BEGIN

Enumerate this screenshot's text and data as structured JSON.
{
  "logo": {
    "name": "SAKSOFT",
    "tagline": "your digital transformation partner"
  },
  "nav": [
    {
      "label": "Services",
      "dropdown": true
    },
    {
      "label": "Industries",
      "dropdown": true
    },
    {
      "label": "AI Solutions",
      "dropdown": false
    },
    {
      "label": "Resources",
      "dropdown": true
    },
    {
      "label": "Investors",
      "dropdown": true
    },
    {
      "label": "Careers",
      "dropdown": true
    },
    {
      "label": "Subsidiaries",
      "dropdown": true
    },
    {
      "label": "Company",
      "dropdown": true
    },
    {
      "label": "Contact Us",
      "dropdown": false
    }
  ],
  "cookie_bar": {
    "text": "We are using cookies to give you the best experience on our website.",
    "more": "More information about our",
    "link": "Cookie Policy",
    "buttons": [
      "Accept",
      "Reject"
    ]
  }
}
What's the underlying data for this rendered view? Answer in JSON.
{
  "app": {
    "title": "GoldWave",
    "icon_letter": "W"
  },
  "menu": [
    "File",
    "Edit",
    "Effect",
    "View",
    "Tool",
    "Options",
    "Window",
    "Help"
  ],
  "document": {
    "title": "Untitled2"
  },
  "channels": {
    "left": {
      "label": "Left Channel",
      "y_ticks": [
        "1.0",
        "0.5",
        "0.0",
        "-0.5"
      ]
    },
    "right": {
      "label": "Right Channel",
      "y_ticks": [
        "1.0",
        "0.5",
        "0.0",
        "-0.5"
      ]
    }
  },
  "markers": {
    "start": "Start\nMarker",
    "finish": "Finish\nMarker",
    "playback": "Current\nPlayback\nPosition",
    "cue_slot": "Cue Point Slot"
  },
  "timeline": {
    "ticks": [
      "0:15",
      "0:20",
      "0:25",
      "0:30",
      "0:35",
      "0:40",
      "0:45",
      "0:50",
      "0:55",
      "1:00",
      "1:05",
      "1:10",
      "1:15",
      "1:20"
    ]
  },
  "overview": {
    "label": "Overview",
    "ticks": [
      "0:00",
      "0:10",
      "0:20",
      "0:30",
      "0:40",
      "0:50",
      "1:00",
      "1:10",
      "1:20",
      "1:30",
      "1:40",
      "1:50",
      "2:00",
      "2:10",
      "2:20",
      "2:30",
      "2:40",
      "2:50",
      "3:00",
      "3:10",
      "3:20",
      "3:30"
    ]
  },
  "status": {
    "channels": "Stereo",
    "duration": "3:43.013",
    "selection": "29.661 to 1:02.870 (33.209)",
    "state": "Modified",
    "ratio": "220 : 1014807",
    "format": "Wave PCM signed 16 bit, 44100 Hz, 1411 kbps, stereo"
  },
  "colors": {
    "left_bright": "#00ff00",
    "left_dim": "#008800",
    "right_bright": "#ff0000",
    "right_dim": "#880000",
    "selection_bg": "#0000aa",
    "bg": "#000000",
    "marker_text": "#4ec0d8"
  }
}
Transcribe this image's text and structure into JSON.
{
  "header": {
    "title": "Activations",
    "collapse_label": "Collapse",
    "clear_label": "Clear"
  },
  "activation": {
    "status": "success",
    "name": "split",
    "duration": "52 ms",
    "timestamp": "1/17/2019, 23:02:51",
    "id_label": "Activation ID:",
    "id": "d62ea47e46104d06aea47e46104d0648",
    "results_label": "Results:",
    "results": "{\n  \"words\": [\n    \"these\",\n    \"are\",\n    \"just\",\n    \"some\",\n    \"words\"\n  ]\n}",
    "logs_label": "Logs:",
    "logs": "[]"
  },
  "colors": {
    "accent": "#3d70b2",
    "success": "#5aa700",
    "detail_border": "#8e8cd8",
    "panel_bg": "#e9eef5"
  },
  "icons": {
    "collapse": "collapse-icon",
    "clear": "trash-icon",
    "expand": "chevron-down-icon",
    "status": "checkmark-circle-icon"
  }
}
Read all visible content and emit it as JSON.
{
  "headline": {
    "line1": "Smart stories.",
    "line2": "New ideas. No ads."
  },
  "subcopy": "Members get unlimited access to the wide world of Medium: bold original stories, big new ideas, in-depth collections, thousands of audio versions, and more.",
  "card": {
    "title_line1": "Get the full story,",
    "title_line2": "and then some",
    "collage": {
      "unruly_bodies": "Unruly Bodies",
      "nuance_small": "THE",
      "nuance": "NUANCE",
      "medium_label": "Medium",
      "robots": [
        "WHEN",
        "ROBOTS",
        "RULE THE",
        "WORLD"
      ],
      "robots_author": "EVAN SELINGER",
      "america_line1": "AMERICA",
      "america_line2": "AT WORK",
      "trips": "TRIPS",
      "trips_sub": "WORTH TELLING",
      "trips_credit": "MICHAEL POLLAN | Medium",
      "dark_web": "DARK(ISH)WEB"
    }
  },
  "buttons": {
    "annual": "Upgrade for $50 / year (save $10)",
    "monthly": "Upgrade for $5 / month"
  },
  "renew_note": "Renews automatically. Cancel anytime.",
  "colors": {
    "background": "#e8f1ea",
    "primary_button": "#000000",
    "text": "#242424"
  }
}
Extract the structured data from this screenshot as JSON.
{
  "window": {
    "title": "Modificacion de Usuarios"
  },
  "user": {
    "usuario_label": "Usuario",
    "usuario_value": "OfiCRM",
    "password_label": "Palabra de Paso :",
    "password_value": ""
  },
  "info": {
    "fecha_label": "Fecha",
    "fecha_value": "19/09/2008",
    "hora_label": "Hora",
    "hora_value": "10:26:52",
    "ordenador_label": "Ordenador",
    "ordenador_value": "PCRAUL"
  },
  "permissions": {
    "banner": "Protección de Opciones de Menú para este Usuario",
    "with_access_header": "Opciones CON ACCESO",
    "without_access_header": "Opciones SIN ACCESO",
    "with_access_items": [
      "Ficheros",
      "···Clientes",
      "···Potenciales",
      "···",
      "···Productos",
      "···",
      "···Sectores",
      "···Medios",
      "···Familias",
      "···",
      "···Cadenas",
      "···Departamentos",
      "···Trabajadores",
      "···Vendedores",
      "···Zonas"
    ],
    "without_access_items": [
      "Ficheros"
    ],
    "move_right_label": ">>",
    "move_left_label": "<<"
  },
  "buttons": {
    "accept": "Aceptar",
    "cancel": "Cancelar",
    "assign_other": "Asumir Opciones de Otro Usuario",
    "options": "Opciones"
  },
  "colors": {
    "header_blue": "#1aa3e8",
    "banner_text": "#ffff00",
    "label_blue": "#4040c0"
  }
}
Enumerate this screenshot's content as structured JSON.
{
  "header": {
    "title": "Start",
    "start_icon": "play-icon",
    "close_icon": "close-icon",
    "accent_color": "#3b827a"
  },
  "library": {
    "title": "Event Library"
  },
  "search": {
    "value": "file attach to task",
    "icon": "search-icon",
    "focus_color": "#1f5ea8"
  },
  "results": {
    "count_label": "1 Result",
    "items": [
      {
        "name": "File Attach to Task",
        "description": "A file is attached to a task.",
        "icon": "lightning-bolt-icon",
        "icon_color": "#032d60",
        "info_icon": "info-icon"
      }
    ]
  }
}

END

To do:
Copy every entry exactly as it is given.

Answer section:
Enumerate this screenshot's text and data as structured JSON.
{
  "logo": {
    "name": "SAKSOFT",
    "tagline": "your digital transformation partner"
  },
  "nav": [
    {
      "label": "Services",
      "dropdown": true
    },
    {
      "label": "Industries",
      "dropdown": true
    },
    {
      "label": "AI Solutions",
      "dropdown": false
    },
    {
      "label": "Resources",
      "dropdown": true
    },
    {
      "label": "Investors",
      "dropdown": true
    },
    {
      "label": "Careers",
      "dropdown": true
    },
    {
      "label": "Subsidiaries",
      "dropdown": true
    },
    {
      "label": "Company",
      "dropdown": true
    },
    {
      "label": "Contact Us",
      "dropdown": false
    }
  ],
  "cookie_bar": {
    "text": "We are using cookies to give you the best experience on our website.",
    "more": "More information about our",
    "link": "Cookie Policy",
    "buttons": [
      "Accept",
      "Reject"
    ]
  }
}
What's the underlying data for this rendered view? Answer in JSON.
{
  "app": {
    "title": "GoldWave",
    "icon_letter": "W"
  },
  "menu": [
    "File",
    "Edit",
    "Effect",
    "View",
    "Tool",
    "Options",
    "Window",
    "Help"
  ],
  "document": {
    "title": "Untitled2"
  },
  "channels": {
    "left": {
      "label": "Left Channel",
      "y_ticks": [
        "1.0",
        "0.5",
        "0.0",
        "-0.5"
      ]
    },
    "right": {
      "label": "Right Channel",
      "y_ticks": [
        "1.0",
        "0.5",
        "0.0",
        "-0.5"
      ]
    }
  },
  "markers": {
    "start": "Start\nMarker",
    "finish": "Finish\nMarker",
    "playback": "Current\nPlayback\nPosition",
    "cue_slot": "Cue Point Slot"
  },
  "timeline": {
    "ticks": [
      "0:15",
      "0:20",
      "0:25",
      "0:30",
      "0:35",
      "0:40",
      "0:45",
      "0:50",
      "0:55",
      "1:00",
      "1:05",
      "1:10",
      "1:15",
      "1:20"
    ]
  },
  "overview": {
    "label": "Overview",
    "ticks": [
      "0:00",
      "0:10",
      "0:20",
      "0:30",
      "0:40",
      "0:50",
      "1:00",
      "1:10",
      "1:20",
      "1:30",
      "1:40",
      "1:50",
      "2:00",
      "2:10",
      "2:20",
      "2:30",
      "2:40",
      "2:50",
      "3:00",
      "3:10",
      "3:20",
      "3:30"
    ]
  },
  "status": {
    "channels": "Stereo",
    "duration": "3:43.013",
    "selection": "29.661 to 1:02.870 (33.209)",
    "state": "Modified",
    "ratio": "220 : 1014807",
    "format": "Wave PCM signed 16 bit, 44100 Hz, 1411 kbps, stereo"
  },
  "colors": {
    "left_bright": "#00ff00",
    "left_dim": "#008800",
    "right_bright": "#ff0000",
    "right_dim": "#880000",
    "selection_bg": "#0000aa",
    "bg": "#000000",
    "marker_text": "#4ec0d8"
  }
}
Transcribe this image's text and structure into JSON.
{
  "header": {
    "title": "Activations",
    "collapse_label": "Collapse",
    "clear_label": "Clear"
  },
  "activation": {
    "status": "success",
    "name": "split",
    "duration": "52 ms",
    "timestamp": "1/17/2019, 23:02:51",
    "id_label": "Activation ID:",
    "id": "d62ea47e46104d06aea47e46104d0648",
    "results_label": "Results:",
    "results": "{\n  \"words\": [\n    \"these\",\n    \"are\",\n    \"just\",\n    \"some\",\n    \"words\"\n  ]\n}",
    "logs_label": "Logs:",
    "logs": "[]"
  },
  "colors": {
    "accent": "#3d70b2",
    "success": "#5aa700",
    "detail_border": "#8e8cd8",
    "panel_bg": "#e9eef5"
  },
  "icons": {
    "collapse": "collapse-icon",
    "clear": "trash-icon",
    "expand": "chevron-down-icon",
    "status": "checkmark-circle-icon"
  }
}
Read all visible content and emit it as JSON.
{
  "headline": {
    "line1": "Smart stories.",
    "line2": "New ideas. No ads."
  },
  "subcopy": "Members get unlimited access to the wide world of Medium: bold original stories, big new ideas, in-depth collections, thousands of audio versions, and more.",
  "card": {
    "title_line1": "Get the full story,",
    "title_line2": "and then some",
    "collage": {
      "unruly_bodies": "Unruly Bodies",
      "nuance_small": "THE",
      "nuance": "NUANCE",
      "medium_label": "Medium",
      "robots": [
        "WHEN",
        "ROBOTS",
        "RULE THE",
        "WORLD"
      ],
      "robots_author": "EVAN SELINGER",
      "america_line1": "AMERICA",
      "america_line2": "AT WORK",
      "trips": "TRIPS",
      "trips_sub": "WORTH TELLING",
      "trips_credit": "MICHAEL POLLAN | Medium",
      "dark_web": "DARK(ISH)WEB"
    }
  },
  "buttons": {
    "annual": "Upgrade for $50 / year (save $10)",
    "monthly": "Upgrade for $5 / month"
  },
  "renew_note": "Renews automatically. Cancel anytime.",
  "colors": {
    "background": "#e8f1ea",
    "primary_button": "#000000",
    "text": "#242424"
  }
}
Extract the structured data from this screenshot as JSON.
{
  "window": {
    "title": "Modificacion de Usuarios"
  },
  "user": {
    "usuario_label": "Usuario",
    "usuario_value": "OfiCRM",
    "password_label": "Palabra de Paso :",
    "password_value": ""
  },
  "info": {
    "fecha_label": "Fecha",
    "fecha_value": "19/09/2008",
    "hora_label": "Hora",
    "hora_value": "10:26:52",
    "ordenador_label": "Ordenador",
    "ordenador_value": "PCRAUL"
  },
  "permissions": {
    "banner": "Protección de Opciones de Menú para este Usuario",
    "with_access_header": "Opciones CON ACCESO",
    "without_access_header": "Opciones SIN ACCESO",
    "with_access_items": [
      "Ficheros",
      "···Clientes",
      "···Potenciales",
      "···",
      "···Productos",
      "···",
      "···Sectores",
      "···Medios",
      "···Familias",
      "···",
      "···Cadenas",
      "···Departamentos",
      "···Trabajadores",
      "···Vendedores",
      "···Zonas"
    ],
    "without_access_items": [
      "Ficheros"
    ],
    "move_right_label": ">>",
    "move_left_label": "<<"
  },
  "buttons": {
    "accept": "Aceptar",
    "cancel": "Cancelar",
    "assign_other": "Asumir Opciones de Otro Usuario",
    "options": "Opciones"
  },
  "colors": {
    "header_blue": "#1aa3e8",
    "banner_text": "#ffff00",
    "label_blue": "#4040c0"
  }
}
Enumerate this screenshot's content as structured JSON.
{
  "header": {
    "title": "Start",
    "start_icon": "play-icon",
    "close_icon": "close-icon",
    "accent_color": "#3b827a"
  },
  "library": {
    "title": "Event Library"
  },
  "search": {
    "value": "file attach to task",
    "icon": "search-icon",
    "focus_color": "#1f5ea8"
  },
  "results": {
    "count_label": "1 Result",
    "items": [
      {
        "name": "File Attach to Task",
        "description": "A file is attached to a task.",
        "icon": "lightning-bolt-icon",
        "icon_color": "#032d60",
        "info_icon": "info-icon"
      }
    ]
  }
}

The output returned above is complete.